Streptocarpus ‘Concord Blue’, a subg. Streptocarpella hybrid, was created in the 1970s by Bartley Schwarz by crossing Streptocarpus saxorum and Streptocarpus stomandrus. At the same time, hybridizer Bill Saylor made the same cross and produced a hybrid plant identical to ‘Concord Blue’. Neither hybridizer knew of the others’ efforts at the time. Mr. Saylor registered his hybrid as S. ‘Good Hope’. It is impossible to know whether material in cultivation derives from one or the other of these, given their extreme similarity. Most cultivated plants are known as ‘Concord Blue’, and we will use that convention here.
Unlike its saxorum parent, ‘Concord Blue’ typically has paired leaves, although some stems may show whorls of three. It has also inherited some lower lobe markings in the flower, near the throat, from its stomandrus parent.
S. ‘Concord Blue’ is widely available as a garden plant for baskets and pots, although not often under its actual hybrid name. It may be misidentified as S. saxorum, or as simply Streptocarpus, and sometimes by fanciful made-up names.
Additional photos may be seen in a slideshow by clicking one of the links below:
- A specimen purchased in spring as a small starter plant at a nursery, and grown outdoors on a verandah through the summer
- A spectacular trailing basket plant at Longwood Gardens, in Pennsylvania, USA
- A close-up of the flowers on the Longwood Gardens plant
- A nice pot plant
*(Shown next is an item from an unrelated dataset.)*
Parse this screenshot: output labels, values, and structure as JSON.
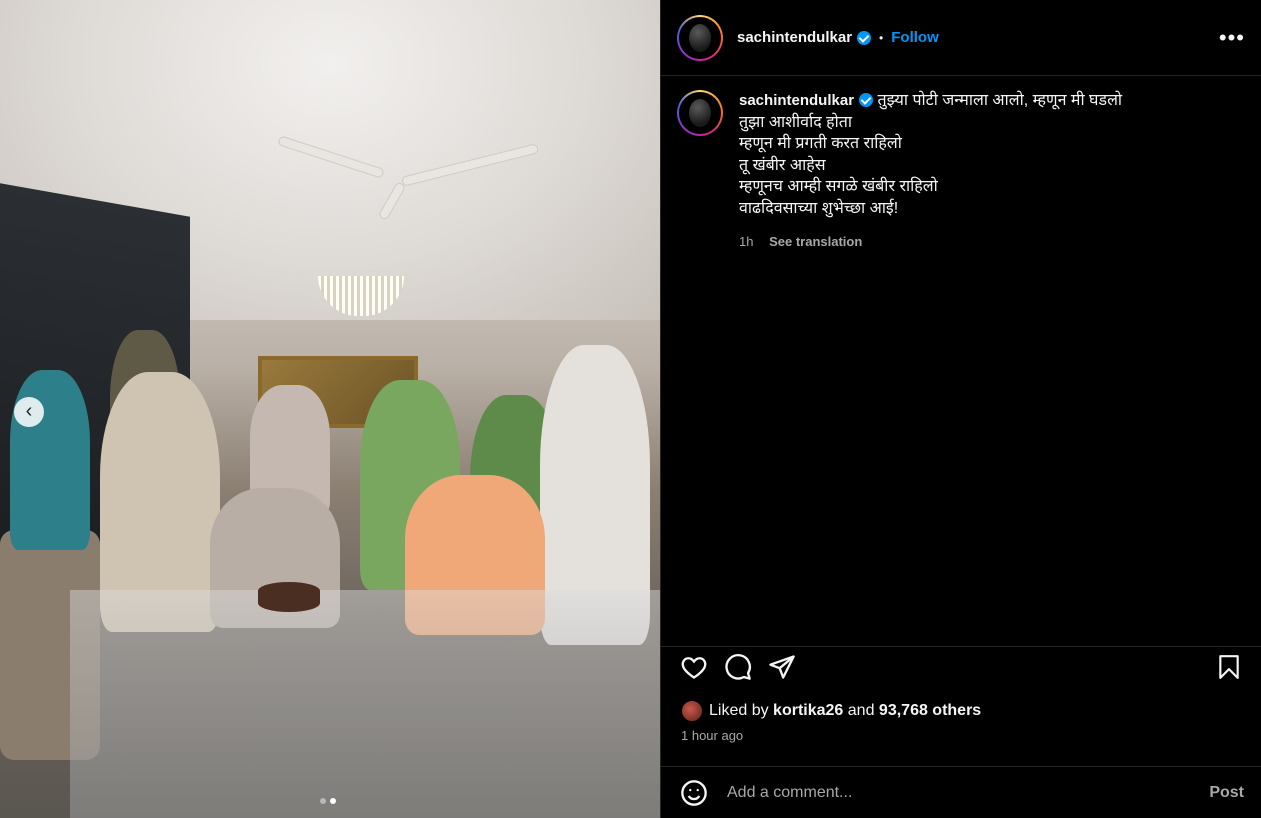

- A wall of plants at a nursery in the Cameron Highlands of Malaysia; these plants were labelled as Str. ‘Good Hope’